- Functional – Information that allows you to optimise the experience for the user in a personalised way. If they opt-in to this then they would not have their data shared with any external parties but it would be used to alter the experience in various different ways.
- Advertising – Information that allows you to share their data with advertising networks. While this might be to improve the overall experience the main differentiator with the above is that data will be shared. If data is to also be sold then this is a subclass within here.
- LEVEL 2 – detailed classification of each individual data point to determine whether it is personally identifiable and what sensitivity level it is.DMPG – primarily acting as data processors – has taken legal advice on this and as such we normally recommend the above categories. However, you – as data controllers – need to seek your own independent legal advice on this subject.The reason for doing the above is to ensure that you understand how each data point needs to be handled from a consent and management point of view. Don’t forget that even if someone does opt-in to having their data collected they could at any time request this data from you and also ask for it to be deleted. To avoid a massively complicated data management process when this happens you will need to be able to understand what needs to be shown to an individual, from what system and how to delete it if required.
- LEVEL1 – high-level identification of the purpose of the data.
- Implement consent management
– there should be two sides to this
- Consent to capture/store/process data
- Consent management to see/delete data
Several tools exist on the market to help manage cookie consent such as OneTrust or TrustArc but this really only solves part of the challenge. You will need to have a system (and process) to ensure you can manage the data flows across their entire business, not just how cookies are set on websites.
That’s a lot of things I do need to do – who can help me?
Fundamentally the driver for change needs to come from within an organisation – top-down and bottom-up. It’s no good looking to an external party to be the saviour of your data collection practices – your business needs to understand the importance and relevance of doing this. To give you a little food for thought regarding motivation for doing this have a look here:
This case study focuses on the value of providing personalised experiences to customers. Taking a strong data privacy approach with your customers is one of the ways to drive a direct relationship and in turn a more personalised and relevant experience.

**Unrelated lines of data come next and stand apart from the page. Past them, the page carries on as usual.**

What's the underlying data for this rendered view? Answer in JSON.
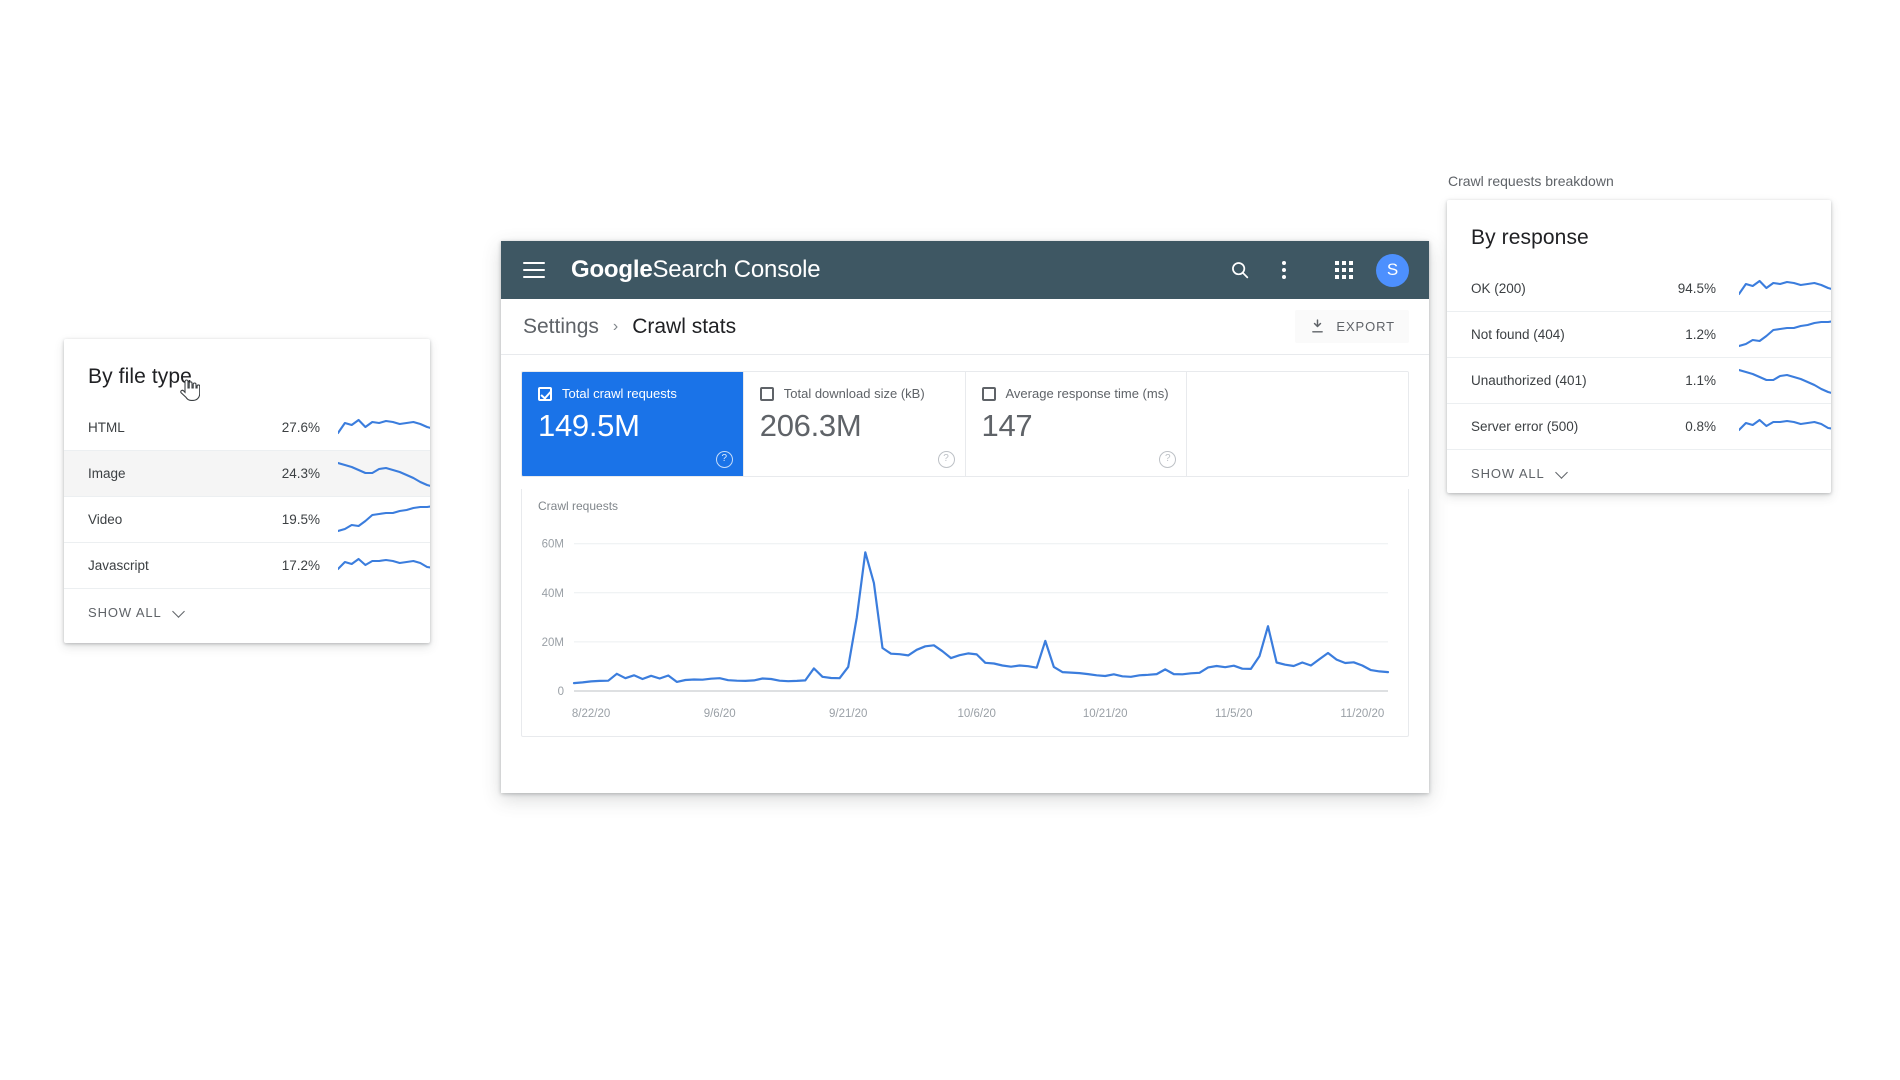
{
  "app": {
    "brand_bold": "Google",
    "brand_light": "Search Console",
    "header_bg": "#3e5763",
    "accent": "#1a73e8",
    "avatar_letter": "S",
    "avatar_bg": "#4d90fe",
    "icons": {
      "menu": "hamburger-icon",
      "search": "search-icon",
      "overflow": "more-vert-icon",
      "apps": "apps-grid-icon"
    }
  },
  "breadcrumb": {
    "parent": "Settings",
    "separator": "›",
    "current": "Crawl stats"
  },
  "export": {
    "label": "EXPORT",
    "icon": "download-icon"
  },
  "metrics": [
    {
      "name": "Total crawl requests",
      "value": "149.5M",
      "checked": true,
      "active": true,
      "help": "?"
    },
    {
      "name": "Total download size (kB)",
      "value": "206.3M",
      "checked": false,
      "active": false,
      "help": "?"
    },
    {
      "name": "Average response time (ms)",
      "value": "147",
      "checked": false,
      "active": false,
      "help": "?"
    }
  ],
  "chart_data": {
    "type": "line",
    "title": "Crawl requests",
    "xlabel": "",
    "ylabel": "",
    "grid": true,
    "legend": "none",
    "line_color": "#3b7ddd",
    "ylim": [
      0,
      66000000
    ],
    "yticks": [
      0,
      20000000,
      40000000,
      60000000
    ],
    "ytick_labels": [
      "0",
      "20M",
      "40M",
      "60M"
    ],
    "xtick_labels": [
      "8/22/20",
      "9/6/20",
      "9/21/20",
      "10/6/20",
      "10/21/20",
      "11/5/20",
      "11/20/20"
    ],
    "xtick_indices": [
      2,
      17,
      32,
      47,
      62,
      77,
      92
    ],
    "x": [
      "8/20/20",
      "8/21/20",
      "8/22/20",
      "8/23/20",
      "8/24/20",
      "8/25/20",
      "8/26/20",
      "8/27/20",
      "8/28/20",
      "8/29/20",
      "8/30/20",
      "8/31/20",
      "9/1/20",
      "9/2/20",
      "9/3/20",
      "9/4/20",
      "9/5/20",
      "9/6/20",
      "9/7/20",
      "9/8/20",
      "9/9/20",
      "9/10/20",
      "9/11/20",
      "9/12/20",
      "9/13/20",
      "9/14/20",
      "9/15/20",
      "9/16/20",
      "9/17/20",
      "9/18/20",
      "9/19/20",
      "9/20/20",
      "9/21/20",
      "9/22/20",
      "9/23/20",
      "9/24/20",
      "9/25/20",
      "9/26/20",
      "9/27/20",
      "9/28/20",
      "9/29/20",
      "9/30/20",
      "10/1/20",
      "10/2/20",
      "10/3/20",
      "10/4/20",
      "10/5/20",
      "10/6/20",
      "10/7/20",
      "10/8/20",
      "10/9/20",
      "10/10/20",
      "10/11/20",
      "10/12/20",
      "10/13/20",
      "10/14/20",
      "10/15/20",
      "10/16/20",
      "10/17/20",
      "10/18/20",
      "10/19/20",
      "10/20/20",
      "10/21/20",
      "10/22/20",
      "10/23/20",
      "10/24/20",
      "10/25/20",
      "10/26/20",
      "10/27/20",
      "10/28/20",
      "10/29/20",
      "10/30/20",
      "10/31/20",
      "11/1/20",
      "11/2/20",
      "11/3/20",
      "11/4/20",
      "11/5/20",
      "11/6/20",
      "11/7/20",
      "11/8/20",
      "11/9/20",
      "11/10/20",
      "11/11/20",
      "11/12/20",
      "11/13/20",
      "11/14/20",
      "11/15/20",
      "11/16/20",
      "11/17/20",
      "11/18/20",
      "11/19/20",
      "11/20/20",
      "11/21/20",
      "11/22/20",
      "11/23/20"
    ],
    "values": [
      3200000,
      3500000,
      3900000,
      4100000,
      4200000,
      7000000,
      5200000,
      6400000,
      4900000,
      6200000,
      5100000,
      6300000,
      3700000,
      4500000,
      4700000,
      4600000,
      5000000,
      5200000,
      4400000,
      4200000,
      4100000,
      4300000,
      5100000,
      4900000,
      4200000,
      4000000,
      4100000,
      4300000,
      9200000,
      5800000,
      5300000,
      5200000,
      9800000,
      30000000,
      56500000,
      44000000,
      17500000,
      15200000,
      15000000,
      14500000,
      16800000,
      18200000,
      18600000,
      16200000,
      13400000,
      14600000,
      15300000,
      14900000,
      11500000,
      11200000,
      10400000,
      9900000,
      10400000,
      10100000,
      9500000,
      20400000,
      9800000,
      7700000,
      7500000,
      7300000,
      6900000,
      6400000,
      6100000,
      6800000,
      6000000,
      5800000,
      6400000,
      6600000,
      6900000,
      8800000,
      6900000,
      6800000,
      7200000,
      7400000,
      9600000,
      10200000,
      9700000,
      10300000,
      9100000,
      9000000,
      14200000,
      26400000,
      11600000,
      10700000,
      10200000,
      11600000,
      10400000,
      13000000,
      15500000,
      12800000,
      11400000,
      11700000,
      10400000,
      8500000,
      8000000,
      7700000
    ]
  },
  "filetype_panel": {
    "title": "By file type",
    "rows": [
      {
        "label": "HTML",
        "pct": "27.6%",
        "trend": "flat-slight-down",
        "hovered": false
      },
      {
        "label": "Image",
        "pct": "24.3%",
        "trend": "down",
        "hovered": true
      },
      {
        "label": "Video",
        "pct": "19.5%",
        "trend": "up",
        "hovered": false
      },
      {
        "label": "Javascript",
        "pct": "17.2%",
        "trend": "flat",
        "hovered": false
      }
    ],
    "show_all": "SHOW ALL"
  },
  "response_panel": {
    "section_label": "Crawl requests breakdown",
    "title": "By response",
    "rows": [
      {
        "label": "OK (200)",
        "pct": "94.5%",
        "trend": "flat-slight-down"
      },
      {
        "label": "Not found (404)",
        "pct": "1.2%",
        "trend": "up"
      },
      {
        "label": "Unauthorized (401)",
        "pct": "1.1%",
        "trend": "down"
      },
      {
        "label": "Server error (500)",
        "pct": "0.8%",
        "trend": "flat"
      }
    ],
    "show_all": "SHOW ALL"
  },
  "cursor": {
    "type": "pointer-hand"
  }
}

DMPG can help you create a business case for taking a customer-first approach to all digital experience aspects and help you specifically with your adoption of a privacy-first approach within that wider framework. Additionally, we can support you with the delivery of all of the technical action points mentioned in this article. We support a large number of clients right now, many of which have well-considered consent management policies in place that we have helped deliver through technologies such as ObservePoint, Tealium IQ, Adobe Launch, Google Tag Manager, OneTrust and Trust Arc to name the most common. Please note however that we can not and never will be able to provide legal advice to you.